New York Post
June 15, 2009
WASHINGTON -- New York state received nearly twice as much Homeland Security grant funding this year as it got last year, according to agency data set for release tomorrow.
Figures provided to The Post yesterday show that New York got $112.4 million -- more than any other state or territory.
Meanwhile, the amount awarded this year to New York City through a grant program that targets "high-threat, high-density" urban areas grew by only a small amount, to just over $145 million.
Rep. Peter King of Long Island hailed the numbers as a success for the city and state, and as a sign that President Obama understands the level of threats they face.
"He realizes that the money should go where it is needed the most," said King, who is the top Republican on the House Homeland Security Committee.
King said a large part of the state grant will also make its way to the metropolitan area.
The year's grant awards were originally recommended by the Bush administration late last year, and Obama signed off on them.
King said he was relieved to see that the city's funding "stabilized," because wild swings in funding in 2005 and 2006 made it impossible for local governments to plan ahead.
"We could always use more money, but I think it shows a pretty good transition from Bush to Obama," King said.
Grant funding has been the subject of several major legislative battles since 9/11, and New York state has had to fight to continue to receive the biggest piece of the homeland-security pie.
King said he remains opposed to statutory requirements that send grants to places with no history of terrorist threats, but the efforts to pull money away from high-threat areas like New York have largely subsided.
"In the Senate, the small states have more influence than they should, so they have been able to put in minimums for those places that don't need it. Within those foolish guidelines, though, the Homeland Security Department is making the best use of the funds it can," King said.
"I'm hoping this goes a long way toward taking homeland security out of the political debate."
Next week, the House is set to vote on the $42.6 billion Homeland Security spending bill, which would provide a 7 percent increase in funding for the department next year. The measure includes big increases for explosives-detection machines at US airports and a continued focus on policing the US-Mexico border.
It also includes several provisions related to a politically explosive fight over what to do with inmates held at the Guantanamo detention center, which Obama has vowed to close.

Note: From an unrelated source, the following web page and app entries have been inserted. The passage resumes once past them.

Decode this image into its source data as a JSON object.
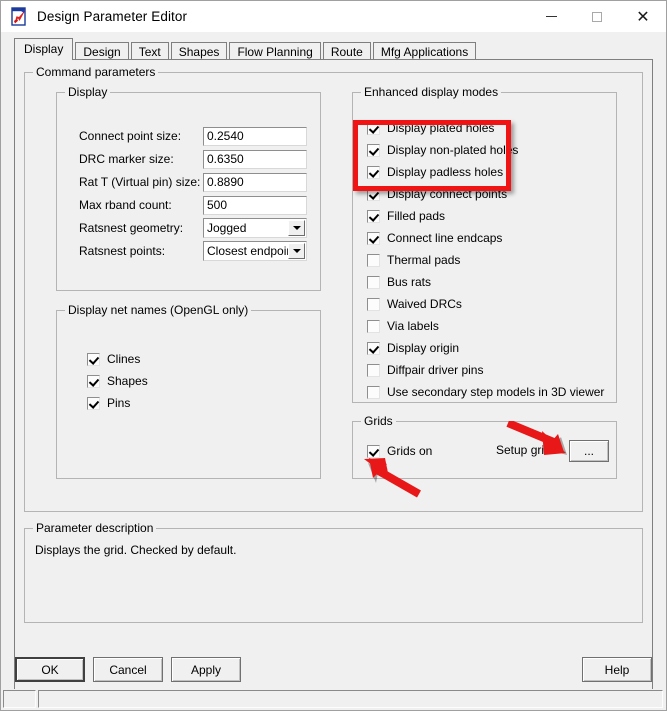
{
  "window": {
    "title": "Design Parameter Editor",
    "icon": "app-document-rocket-icon",
    "minimize_label": "Minimize",
    "maximize_label": "Maximize",
    "close_label": "Close"
  },
  "tabs": [
    {
      "label": "Display",
      "active": true
    },
    {
      "label": "Design",
      "active": false
    },
    {
      "label": "Text",
      "active": false
    },
    {
      "label": "Shapes",
      "active": false
    },
    {
      "label": "Flow Planning",
      "active": false
    },
    {
      "label": "Route",
      "active": false
    },
    {
      "label": "Mfg Applications",
      "active": false
    }
  ],
  "command_parameters": {
    "legend": "Command parameters",
    "display_group": {
      "legend": "Display",
      "fields": [
        {
          "label": "Connect point size:",
          "value": "0.2540",
          "type": "text"
        },
        {
          "label": "DRC marker size:",
          "value": "0.6350",
          "type": "text"
        },
        {
          "label": "Rat T (Virtual pin) size:",
          "value": "0.8890",
          "type": "text"
        },
        {
          "label": "Max rband count:",
          "value": "500",
          "type": "text"
        },
        {
          "label": "Ratsnest geometry:",
          "value": "Jogged",
          "type": "combo"
        },
        {
          "label": "Ratsnest points:",
          "value": "Closest endpoint",
          "type": "combo"
        }
      ]
    },
    "net_names_group": {
      "legend": "Display net names (OpenGL only)",
      "items": [
        {
          "label": "Clines",
          "checked": true
        },
        {
          "label": "Shapes",
          "checked": true
        },
        {
          "label": "Pins",
          "checked": true
        }
      ]
    },
    "enhanced_group": {
      "legend": "Enhanced display modes",
      "items": [
        {
          "label": "Display plated holes",
          "checked": true,
          "highlighted": true
        },
        {
          "label": "Display non-plated holes",
          "checked": true,
          "highlighted": true
        },
        {
          "label": "Display padless holes",
          "checked": true,
          "highlighted": true
        },
        {
          "label": "Display connect points",
          "checked": true,
          "highlighted": false
        },
        {
          "label": "Filled pads",
          "checked": true,
          "highlighted": false
        },
        {
          "label": "Connect line endcaps",
          "checked": true,
          "highlighted": false
        },
        {
          "label": "Thermal pads",
          "checked": false,
          "highlighted": false
        },
        {
          "label": "Bus rats",
          "checked": false,
          "highlighted": false
        },
        {
          "label": "Waived DRCs",
          "checked": false,
          "highlighted": false
        },
        {
          "label": "Via labels",
          "checked": false,
          "highlighted": false
        },
        {
          "label": "Display origin",
          "checked": true,
          "highlighted": false
        },
        {
          "label": "Diffpair driver pins",
          "checked": false,
          "highlighted": false
        },
        {
          "label": "Use secondary step models in 3D viewer",
          "checked": false,
          "highlighted": false
        }
      ]
    },
    "grids_group": {
      "legend": "Grids",
      "grids_on": {
        "label": "Grids on",
        "checked": true
      },
      "setup_grids_label": "Setup grids",
      "setup_grids_button": "..."
    }
  },
  "parameter_description": {
    "legend": "Parameter description",
    "text": "Displays the grid. Checked by default."
  },
  "buttons": {
    "ok": "OK",
    "cancel": "Cancel",
    "apply": "Apply",
    "help": "Help"
  },
  "annotations": {
    "highlight_color": "#f01414",
    "rectangle_target": "enhanced-display-modes-first-three-holes-options",
    "arrows": [
      {
        "name": "arrow-to-setup-grids-button",
        "points_to": "setup-grids-dots-button"
      },
      {
        "name": "arrow-to-grids-on-checkbox",
        "points_to": "grids-on-checkbox"
      }
    ]
  }
}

One of the provisions would bar detainees from coming to US soil except for trial and demand a detailed risk assessment for those moved to the US for any reason.